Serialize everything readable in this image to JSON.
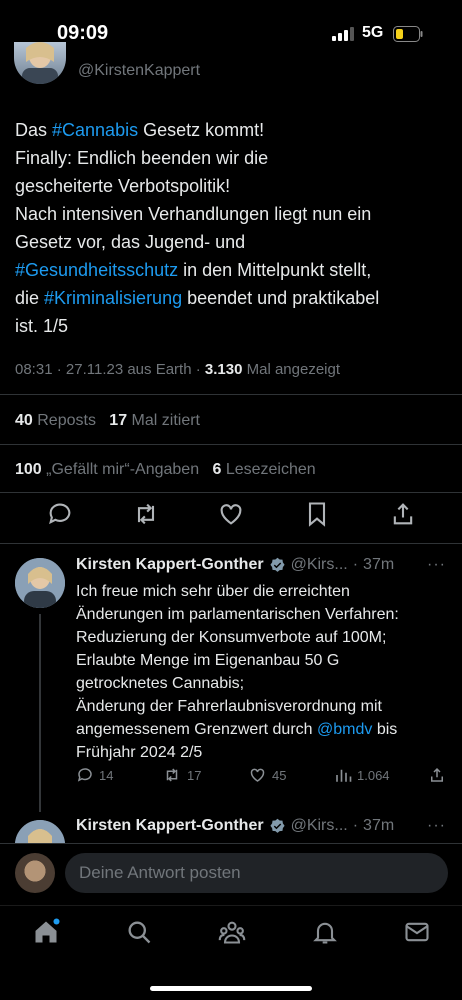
{
  "status_bar": {
    "time": "09:09",
    "network": "5G"
  },
  "tweet": {
    "handle": "@KirstenKappert",
    "body_segments": [
      {
        "text": "Das ",
        "link": false
      },
      {
        "text": "#Cannabis",
        "link": true
      },
      {
        "text": " Gesetz kommt!\nFinally: Endlich beenden wir die\ngescheiterte Verbotspolitik!\nNach intensiven Verhandlungen liegt nun ein\nGesetz vor, das Jugend- und\n",
        "link": false
      },
      {
        "text": "#Gesundheitsschutz",
        "link": true
      },
      {
        "text": " in den Mittelpunkt stellt,\ndie ",
        "link": false
      },
      {
        "text": "#Kriminalisierung",
        "link": true
      },
      {
        "text": " beendet und praktikabel\nist. 1/5",
        "link": false
      }
    ],
    "meta": {
      "time": "08:31",
      "date": "27.11.23",
      "source": "aus Earth",
      "views": "3.130",
      "views_label": "Mal angezeigt"
    },
    "reposts": "40",
    "reposts_label": "Reposts",
    "quotes": "17",
    "quotes_label": "Mal zitiert",
    "likes": "100",
    "likes_label": "„Gefällt mir“-Angaben",
    "bookmarks": "6",
    "bookmarks_label": "Lesezeichen"
  },
  "replies": [
    {
      "name": "Kirsten Kappert-Gonther",
      "handle": "@Kirs...",
      "time": "37m",
      "more": "···",
      "text_before_link": "Ich freue mich sehr über die erreichten\nÄnderungen im parlamentarischen Verfahren:\nReduzierung der Konsumverbote auf 100M;\nErlaubte Menge im Eigenanbau 50 G\ngetrocknetes Cannabis;\nÄnderung der Fahrerlaubnisverordnung mit\nangemessenem Grenzwert durch ",
      "link": "@bmdv",
      "text_after_link": " bis\nFrühjahr 2024   2/5",
      "replies": "14",
      "reposts": "17",
      "likes": "45",
      "views": "1.064"
    },
    {
      "name": "Kirsten Kappert-Gonther",
      "handle": "@Kirs...",
      "time": "37m",
      "more": "···"
    }
  ],
  "composer": {
    "placeholder": "Deine Antwort posten"
  },
  "colors": {
    "accent": "#1d9bf0",
    "muted": "#71767b",
    "text": "#e7e9ea",
    "background": "#000000"
  },
  "icons": {
    "actions": [
      "reply-icon",
      "repost-icon",
      "like-icon",
      "bookmark-icon",
      "share-icon"
    ],
    "tabs": [
      "home-icon",
      "search-icon",
      "communities-icon",
      "notifications-icon",
      "messages-icon"
    ]
  }
}
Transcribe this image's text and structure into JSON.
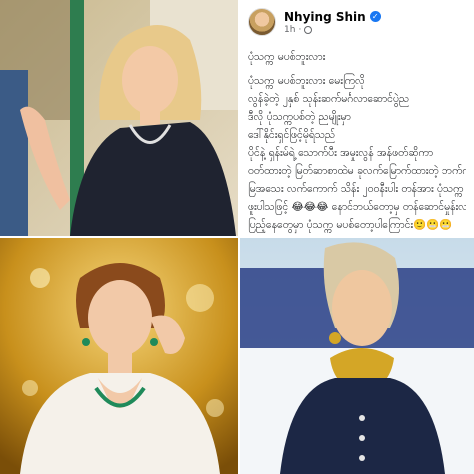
{
  "post": {
    "author": "Nhying Shin",
    "time": "1h",
    "separator": "·",
    "verified_icon": "verified-badge-icon",
    "privacy_icon": "globe-icon",
    "lines": [
      "ပုံသက္က မပစ်ဘူးလား",
      "ပုံသက္က မပစ်ဘူးလား မေးကြလို",
      "လွန်ခဲ့တဲ့ ၂နှစ် သုန်းဆက်မင်္ဂလာဆောင်ပွဲည",
      "ဒီလို ပုံသက္ကပစ်တဲ့ ညမျိုးမှာ",
      "ဒေါ်နိုင်းရှင်ဖြင့်မိုရ်သည်",
      "ပိုင်နဲ့ ရှန်းမ်ရဲ့ သောက်ပီး အမှုးလွန် အန်ဖတ်ဆိုကာ",
      "ဝတ်ထားတဲ့ မြတ်ဆာစာထဲမ ခုလက်မြောက်ထားတဲ့ ဘက်က",
      "မြအသေး လက်ကောက် သိန်း ၂၀၀နီးပါး တန်အား ပုံသက္က မပစ်ခဲ့",
      "ဖူးပါသဖြင့် 😂😂😂 နောင်ဘယ်တော့မှ တန်ဆောင်မှုန်းလ",
      "ပြည့်နေတွေမှာ ပုံသက္က မပစ်တော့ပါကြောင်း🙂😬😬"
    ]
  }
}
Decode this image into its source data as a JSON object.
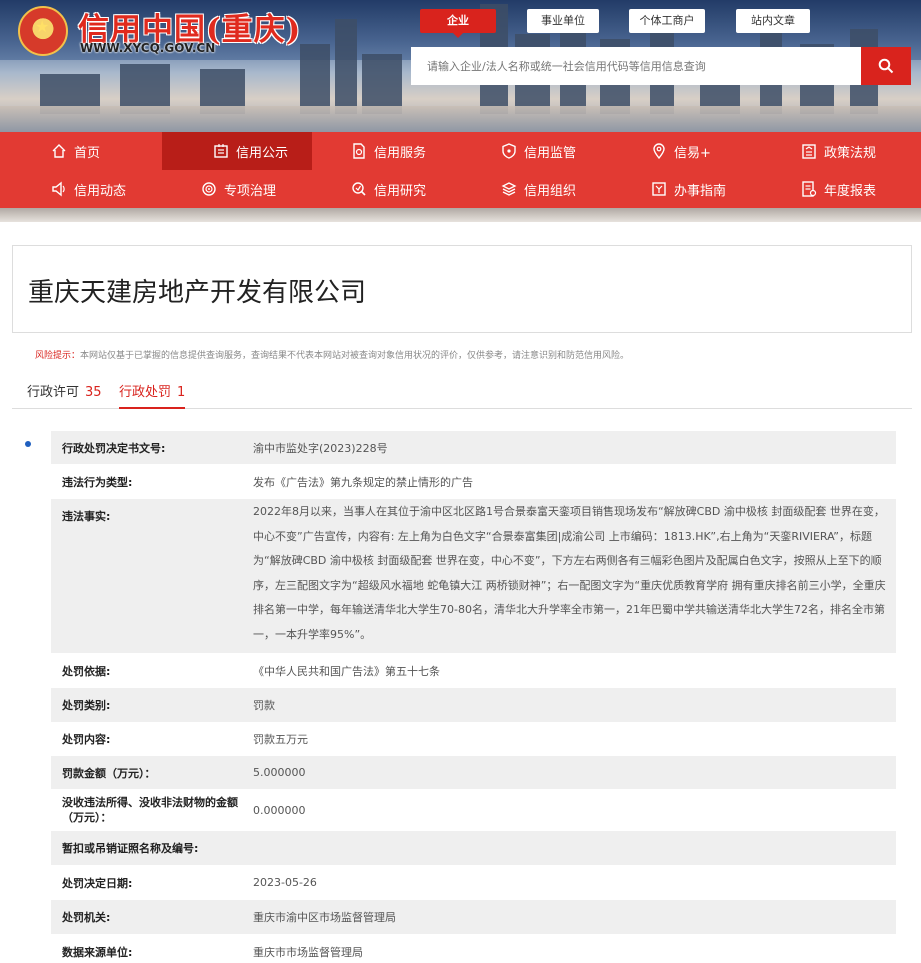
{
  "header": {
    "site_title": "信用中国(重庆)",
    "site_url": "WWW.XYCQ.GOV.CN",
    "search_tabs": [
      {
        "label": "企业",
        "active": true
      },
      {
        "label": "事业单位",
        "active": false
      },
      {
        "label": "个体工商户",
        "active": false
      },
      {
        "label": "站内文章",
        "active": false
      }
    ],
    "search_placeholder": "请输入企业/法人名称或统一社会信用代码等信用信息查询",
    "search_icon": "search-icon"
  },
  "nav": {
    "active": "信用公示",
    "row1": [
      {
        "label": "首页",
        "icon": "home-icon"
      },
      {
        "label": "信用公示",
        "icon": "notice-icon"
      },
      {
        "label": "信用服务",
        "icon": "document-icon"
      },
      {
        "label": "信用监管",
        "icon": "shield-icon"
      },
      {
        "label": "信易+",
        "icon": "location-icon"
      },
      {
        "label": "政策法规",
        "icon": "policy-icon"
      }
    ],
    "row2": [
      {
        "label": "信用动态",
        "icon": "speaker-icon"
      },
      {
        "label": "专项治理",
        "icon": "target-icon"
      },
      {
        "label": "信用研究",
        "icon": "research-icon"
      },
      {
        "label": "信用组织",
        "icon": "layers-icon"
      },
      {
        "label": "办事指南",
        "icon": "guide-icon"
      },
      {
        "label": "年度报表",
        "icon": "report-icon"
      }
    ]
  },
  "company": {
    "name": "重庆天建房地产开发有限公司"
  },
  "risk_notice": {
    "label": "风险提示：",
    "text": "本网站仅基于已掌握的信息提供查询服务，查询结果不代表本网站对被查询对象信用状况的评价，仅供参考，请注意识别和防范信用风险。"
  },
  "tabs": [
    {
      "label": "行政许可",
      "count": "35",
      "active": false
    },
    {
      "label": "行政处罚",
      "count": "1",
      "active": true
    }
  ],
  "penalty": {
    "rows": [
      {
        "key": "行政处罚决定书文号:",
        "value": "渝中市监处字(2023)228号"
      },
      {
        "key": "违法行为类型:",
        "value": "发布《广告法》第九条规定的禁止情形的广告"
      },
      {
        "key": "违法事实:",
        "value": "2022年8月以来，当事人在其位于渝中区北区路1号合景泰富天銮项目销售现场发布“解放碑CBD 渝中极核 封面级配套 世界在变，中心不变”广告宣传，内容有: 左上角为白色文字“合景泰富集团|成渝公司 上市编码：1813.HK”,右上角为“天銮RIVIERA”，标题为“解放碑CBD 渝中极核 封面级配套 世界在变，中心不变”，下方左右两侧各有三幅彩色图片及配属白色文字，按照从上至下的顺序，左三配图文字为“超级风水福地 蛇龟镇大江 两桥锁财神”；右一配图文字为“重庆优质教育学府 拥有重庆排名前三小学，全重庆排名第一中学，每年输送清华北大学生70-80名，清华北大升学率全市第一，21年巴蜀中学共输送清华北大学生72名，排名全市第一，一本升学率95%”。"
      },
      {
        "key": "处罚依据:",
        "value": "《中华人民共和国广告法》第五十七条"
      },
      {
        "key": "处罚类别:",
        "value": "罚款"
      },
      {
        "key": "处罚内容:",
        "value": "罚款五万元"
      },
      {
        "key": "罚款金额（万元）：",
        "value": "5.000000"
      },
      {
        "key": "没收违法所得、没收非法财物的金额（万元）：",
        "value": "0.000000"
      },
      {
        "key": "暂扣或吊销证照名称及编号:",
        "value": ""
      },
      {
        "key": "处罚决定日期:",
        "value": "2023-05-26"
      },
      {
        "key": "处罚机关:",
        "value": "重庆市渝中区市场监督管理局"
      },
      {
        "key": "数据来源单位:",
        "value": "重庆市市场监督管理局"
      }
    ]
  },
  "colors": {
    "brand_red": "#d9231d",
    "nav_red": "#e23a33",
    "nav_active": "#b81e18",
    "row_shade": "#efefef"
  }
}
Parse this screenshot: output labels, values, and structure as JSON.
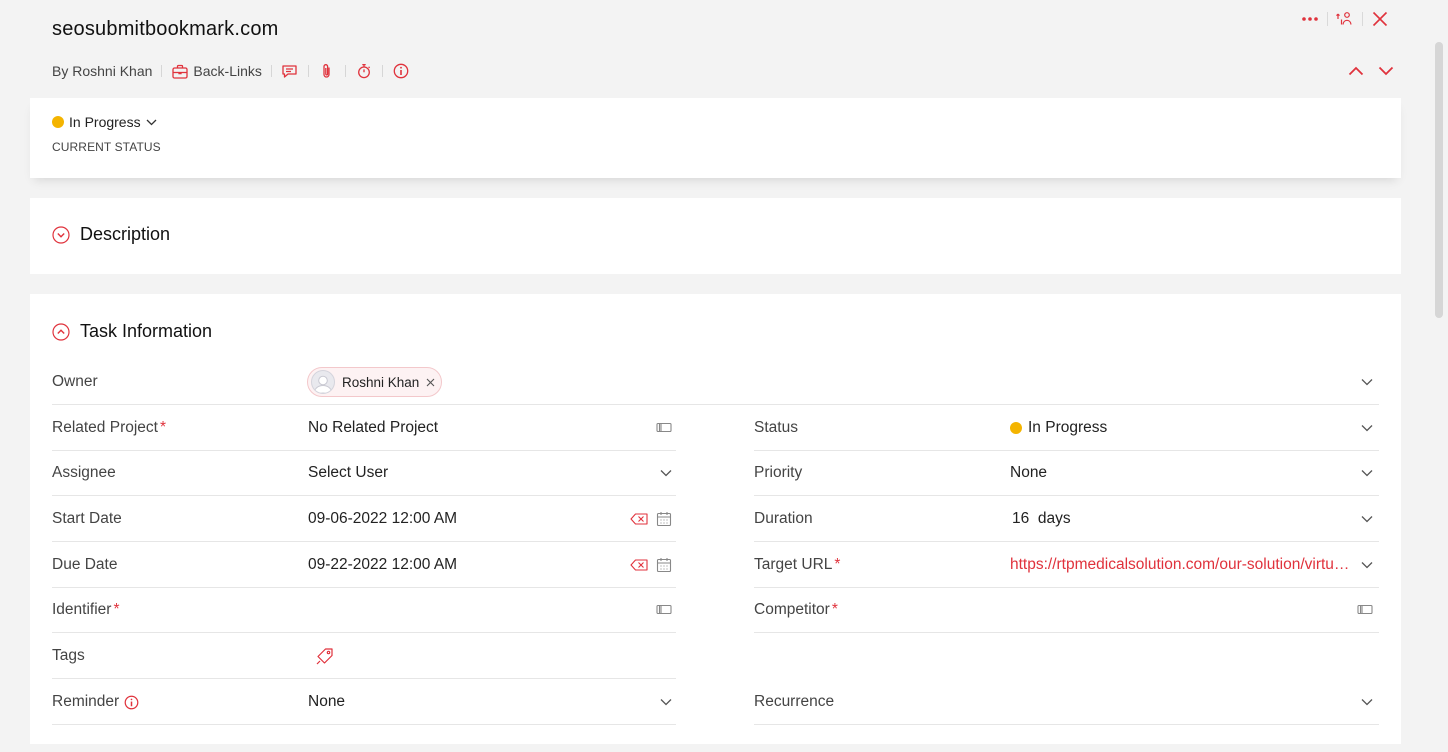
{
  "header": {
    "title": "seosubmitbookmark.com",
    "author": "By Roshni Khan",
    "tasklist": "Back-Links"
  },
  "current_status": {
    "value": "In Progress",
    "caption": "CURRENT STATUS",
    "dot_color": "#f4b400"
  },
  "sections": {
    "description": "Description",
    "task_information": "Task Information"
  },
  "fields": {
    "owner": {
      "label": "Owner",
      "chip": "Roshni Khan"
    },
    "related_project": {
      "label": "Related Project",
      "required": "*",
      "value": "No Related Project"
    },
    "status": {
      "label": "Status",
      "value": "In Progress"
    },
    "assignee": {
      "label": "Assignee",
      "value": "Select User"
    },
    "priority": {
      "label": "Priority",
      "value": "None"
    },
    "start_date": {
      "label": "Start Date",
      "value": "09-06-2022 12:00 AM"
    },
    "duration": {
      "label": "Duration",
      "value": "16  days"
    },
    "due_date": {
      "label": "Due Date",
      "value": "09-22-2022 12:00 AM"
    },
    "target_url": {
      "label": "Target URL",
      "required": "*",
      "value": "https://rtpmedicalsolution.com/our-solution/virtual-medical-scribe/"
    },
    "identifier": {
      "label": "Identifier",
      "required": "*",
      "value": ""
    },
    "competitor": {
      "label": "Competitor",
      "required": "*",
      "value": ""
    },
    "tags": {
      "label": "Tags"
    },
    "reminder": {
      "label": "Reminder",
      "value": "None"
    },
    "recurrence": {
      "label": "Recurrence",
      "value": ""
    }
  },
  "colors": {
    "accent": "#e0323c",
    "status_in_progress": "#f4b400",
    "background": "#f3f3f3"
  },
  "icons": {
    "more": "more-horizontal-icon",
    "share": "share-people-icon",
    "close": "close-icon",
    "comment": "comment-icon",
    "attachment": "paperclip-icon",
    "timer": "stopwatch-icon",
    "info": "info-icon",
    "collapse": "chevron-circle-icon",
    "calendar": "calendar-icon",
    "clear": "backspace-clear-icon",
    "tag": "tag-icon"
  }
}
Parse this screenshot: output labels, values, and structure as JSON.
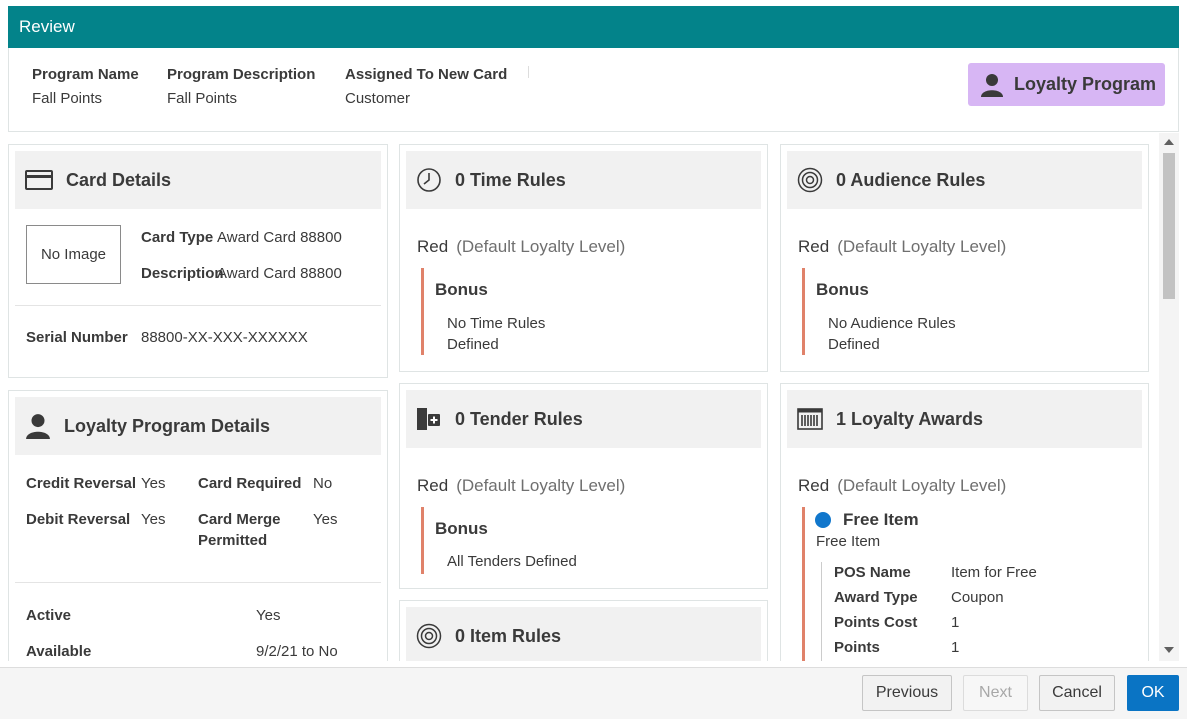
{
  "dialog": {
    "title": "Review"
  },
  "summary": {
    "program_name_label": "Program Name",
    "program_name": "Fall Points",
    "program_description_label": "Program Description",
    "program_description": "Fall Points",
    "assigned_label": "Assigned To New Card",
    "assigned_value": "Customer",
    "badge_label": "Loyalty Program",
    "badge_color": "#d7b6f4"
  },
  "card_details": {
    "title": "Card Details",
    "icon": "credit-card-icon",
    "image_placeholder": "No Image",
    "card_type_label": "Card Type",
    "card_type": "Award Card 88800",
    "description_label": "Description",
    "description": "Award Card 88800",
    "serial_label": "Serial Number",
    "serial": "88800-XX-XXX-XXXXXX"
  },
  "loyalty_details": {
    "title": "Loyalty Program Details",
    "icon": "person-icon",
    "credit_reversal_label": "Credit Reversal",
    "credit_reversal": "Yes",
    "card_required_label": "Card Required",
    "card_required": "No",
    "debit_reversal_label": "Debit Reversal",
    "debit_reversal": "Yes",
    "card_merge_label_1": "Card Merge",
    "card_merge_label_2": "Permitted",
    "card_merge": "Yes",
    "active_label": "Active",
    "active": "Yes",
    "available_label": "Available",
    "available": "9/2/21 to No"
  },
  "time_rules": {
    "title": "0 Time Rules",
    "icon": "clock-icon",
    "level": "Red",
    "level_note": "(Default Loyalty Level)",
    "rule_title": "Bonus",
    "rule_text_1": "No Time Rules",
    "rule_text_2": "Defined"
  },
  "audience_rules": {
    "title": "0 Audience Rules",
    "icon": "target-icon",
    "level": "Red",
    "level_note": "(Default Loyalty Level)",
    "rule_title": "Bonus",
    "rule_text_1": "No Audience Rules",
    "rule_text_2": "Defined"
  },
  "tender_rules": {
    "title": "0 Tender Rules",
    "icon": "tender-icon",
    "level": "Red",
    "level_note": "(Default Loyalty Level)",
    "rule_title": "Bonus",
    "rule_text_1": "All Tenders Defined"
  },
  "loyalty_awards": {
    "title": "1 Loyalty Awards",
    "icon": "barcode-icon",
    "level": "Red",
    "level_note": "(Default Loyalty Level)",
    "award_title": "Free Item",
    "award_subtitle": "Free Item",
    "pos_name_label": "POS Name",
    "pos_name": "Item for Free",
    "award_type_label": "Award Type",
    "award_type": "Coupon",
    "points_cost_label": "Points Cost",
    "points_cost": "1",
    "points_label": "Points",
    "points": "1",
    "dot_color": "#1177cc"
  },
  "item_rules": {
    "title": "0 Item Rules",
    "icon": "target-icon"
  },
  "footer": {
    "previous": "Previous",
    "next": "Next",
    "cancel": "Cancel",
    "ok": "OK"
  },
  "colors": {
    "title_bar": "#03838a",
    "accent_bar": "#e0826a",
    "primary_button": "#0a74c4"
  }
}
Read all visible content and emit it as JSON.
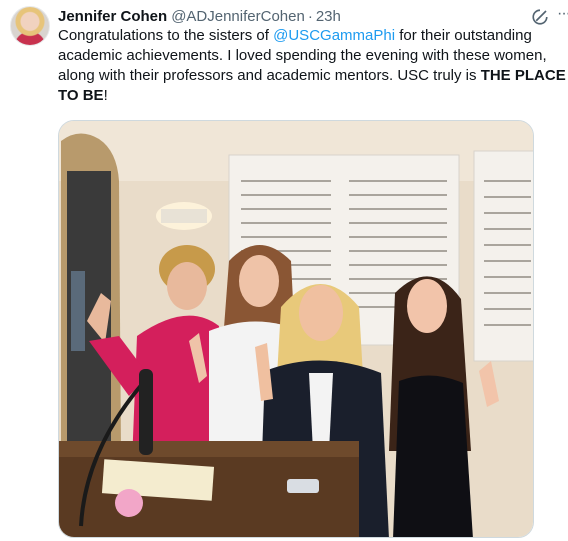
{
  "tweet": {
    "author_name": "Jennifer Cohen",
    "handle": "@ADJenniferCohen",
    "separator": "·",
    "time": "23h",
    "text_part1": "Congratulations to the sisters of ",
    "mention": "@USCGammaPhi",
    "text_part2": " for their outstanding academic achievements. I loved spending the evening with these women, along with their professors and academic mentors. USC truly is ",
    "emphasis": "THE PLACE TO BE",
    "text_end": "!"
  },
  "icons": {
    "grok": "grok-icon",
    "more": "more-icon"
  },
  "more_glyph": "···",
  "photo": {
    "description_icon": "photo"
  }
}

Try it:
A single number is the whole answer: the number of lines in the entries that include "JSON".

Response:
6